Handrails and guardrails at stairs or level changes offer a particular moment in buildings in which we purposefully touch the architecture. The intent of the architect is clearly apparent in these assemblies, and this interaction between visitor and detail can commonly be memorable.

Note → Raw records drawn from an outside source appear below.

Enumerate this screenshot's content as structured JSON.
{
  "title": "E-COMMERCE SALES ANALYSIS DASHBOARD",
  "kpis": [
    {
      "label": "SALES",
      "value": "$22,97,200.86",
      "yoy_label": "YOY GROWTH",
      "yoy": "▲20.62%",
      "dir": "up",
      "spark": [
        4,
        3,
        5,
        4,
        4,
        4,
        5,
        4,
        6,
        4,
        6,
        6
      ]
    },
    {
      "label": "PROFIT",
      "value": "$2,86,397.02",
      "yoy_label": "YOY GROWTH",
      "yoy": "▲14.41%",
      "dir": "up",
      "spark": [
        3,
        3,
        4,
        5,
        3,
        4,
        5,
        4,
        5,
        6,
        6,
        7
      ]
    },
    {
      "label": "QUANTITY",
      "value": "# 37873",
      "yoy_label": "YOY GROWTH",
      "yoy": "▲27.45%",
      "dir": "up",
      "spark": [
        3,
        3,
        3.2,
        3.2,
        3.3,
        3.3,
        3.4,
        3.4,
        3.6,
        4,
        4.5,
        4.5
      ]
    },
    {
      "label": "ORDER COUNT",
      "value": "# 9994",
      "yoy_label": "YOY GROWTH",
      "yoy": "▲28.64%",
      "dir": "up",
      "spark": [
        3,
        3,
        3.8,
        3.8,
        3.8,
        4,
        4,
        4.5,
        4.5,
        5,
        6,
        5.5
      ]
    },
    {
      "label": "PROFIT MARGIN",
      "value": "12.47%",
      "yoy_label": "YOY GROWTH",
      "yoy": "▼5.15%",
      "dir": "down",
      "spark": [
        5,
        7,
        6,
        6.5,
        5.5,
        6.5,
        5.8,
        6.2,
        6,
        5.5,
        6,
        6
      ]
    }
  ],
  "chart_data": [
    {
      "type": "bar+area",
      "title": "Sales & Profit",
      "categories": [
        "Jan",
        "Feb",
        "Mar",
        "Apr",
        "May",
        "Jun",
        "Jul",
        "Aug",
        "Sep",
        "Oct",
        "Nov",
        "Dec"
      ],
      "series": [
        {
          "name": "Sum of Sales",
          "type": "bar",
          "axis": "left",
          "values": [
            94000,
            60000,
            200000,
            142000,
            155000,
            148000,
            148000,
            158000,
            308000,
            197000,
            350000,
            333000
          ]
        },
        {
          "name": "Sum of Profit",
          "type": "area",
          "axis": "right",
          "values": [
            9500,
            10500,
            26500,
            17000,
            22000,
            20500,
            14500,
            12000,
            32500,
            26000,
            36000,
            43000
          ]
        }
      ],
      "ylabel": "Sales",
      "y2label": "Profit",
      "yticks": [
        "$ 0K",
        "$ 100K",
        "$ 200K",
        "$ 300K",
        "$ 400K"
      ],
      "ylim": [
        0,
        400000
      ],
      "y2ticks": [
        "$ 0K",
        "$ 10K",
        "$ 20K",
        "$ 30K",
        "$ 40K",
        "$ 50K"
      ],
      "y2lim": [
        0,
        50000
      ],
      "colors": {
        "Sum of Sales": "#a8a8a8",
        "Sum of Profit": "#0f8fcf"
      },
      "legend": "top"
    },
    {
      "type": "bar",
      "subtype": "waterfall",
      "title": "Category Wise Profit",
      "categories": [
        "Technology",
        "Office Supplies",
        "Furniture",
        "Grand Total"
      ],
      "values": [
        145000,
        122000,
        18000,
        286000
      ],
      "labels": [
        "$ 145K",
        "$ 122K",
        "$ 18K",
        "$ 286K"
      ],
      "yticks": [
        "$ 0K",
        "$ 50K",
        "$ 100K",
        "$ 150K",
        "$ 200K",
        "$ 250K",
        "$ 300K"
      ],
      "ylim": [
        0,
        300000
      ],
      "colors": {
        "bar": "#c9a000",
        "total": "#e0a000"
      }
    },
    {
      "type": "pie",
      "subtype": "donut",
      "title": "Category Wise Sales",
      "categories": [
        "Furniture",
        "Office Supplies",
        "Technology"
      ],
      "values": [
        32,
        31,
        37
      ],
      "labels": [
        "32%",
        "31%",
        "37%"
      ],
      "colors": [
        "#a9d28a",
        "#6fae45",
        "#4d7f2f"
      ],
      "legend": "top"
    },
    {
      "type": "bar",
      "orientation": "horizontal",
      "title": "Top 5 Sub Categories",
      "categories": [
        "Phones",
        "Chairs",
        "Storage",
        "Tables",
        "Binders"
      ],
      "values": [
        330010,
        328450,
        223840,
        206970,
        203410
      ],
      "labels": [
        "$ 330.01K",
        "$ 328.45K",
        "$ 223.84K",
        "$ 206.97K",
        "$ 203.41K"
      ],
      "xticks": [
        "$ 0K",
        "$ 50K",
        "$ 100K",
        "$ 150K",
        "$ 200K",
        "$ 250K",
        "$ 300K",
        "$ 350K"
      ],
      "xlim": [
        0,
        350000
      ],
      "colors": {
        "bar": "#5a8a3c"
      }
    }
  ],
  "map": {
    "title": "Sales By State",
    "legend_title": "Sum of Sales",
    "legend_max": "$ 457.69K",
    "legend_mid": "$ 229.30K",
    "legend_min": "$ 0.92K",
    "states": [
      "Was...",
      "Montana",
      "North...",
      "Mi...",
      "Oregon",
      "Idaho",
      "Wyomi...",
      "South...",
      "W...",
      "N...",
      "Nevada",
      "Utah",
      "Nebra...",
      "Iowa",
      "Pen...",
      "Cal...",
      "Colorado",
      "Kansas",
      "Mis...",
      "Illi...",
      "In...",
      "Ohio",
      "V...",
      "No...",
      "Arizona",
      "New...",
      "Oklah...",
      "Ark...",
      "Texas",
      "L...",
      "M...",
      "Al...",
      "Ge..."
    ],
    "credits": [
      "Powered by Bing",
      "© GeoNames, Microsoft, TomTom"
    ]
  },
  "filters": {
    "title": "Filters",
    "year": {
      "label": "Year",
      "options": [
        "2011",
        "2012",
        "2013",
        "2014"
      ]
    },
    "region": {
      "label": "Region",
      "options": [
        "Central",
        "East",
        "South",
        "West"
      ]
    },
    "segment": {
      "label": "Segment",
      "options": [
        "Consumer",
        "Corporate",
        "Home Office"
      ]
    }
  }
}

In this example from the Salk Institute, the connection of the handrail to the square baluster bars is by a concealed weld. The square stock is the only component that is allowed to transition from diagonal to horizontal, turn corners, and return to the ground. The graspable surface of the handrail only exists in straight segments parallel to the stringer. The handrail itself is a stainless steel angle that has one of the legs tipped with a solid stainless steel bar; welded and ground clean to unify the two components. The round bar is small; too small by current code requirements and is not particularly comfortable to grasp. However, in lieu of a firm grip the hand gently pinches and glides along the surface of the angle leg. The patina from the oils of numerous hands is evident in the touch and even in this image.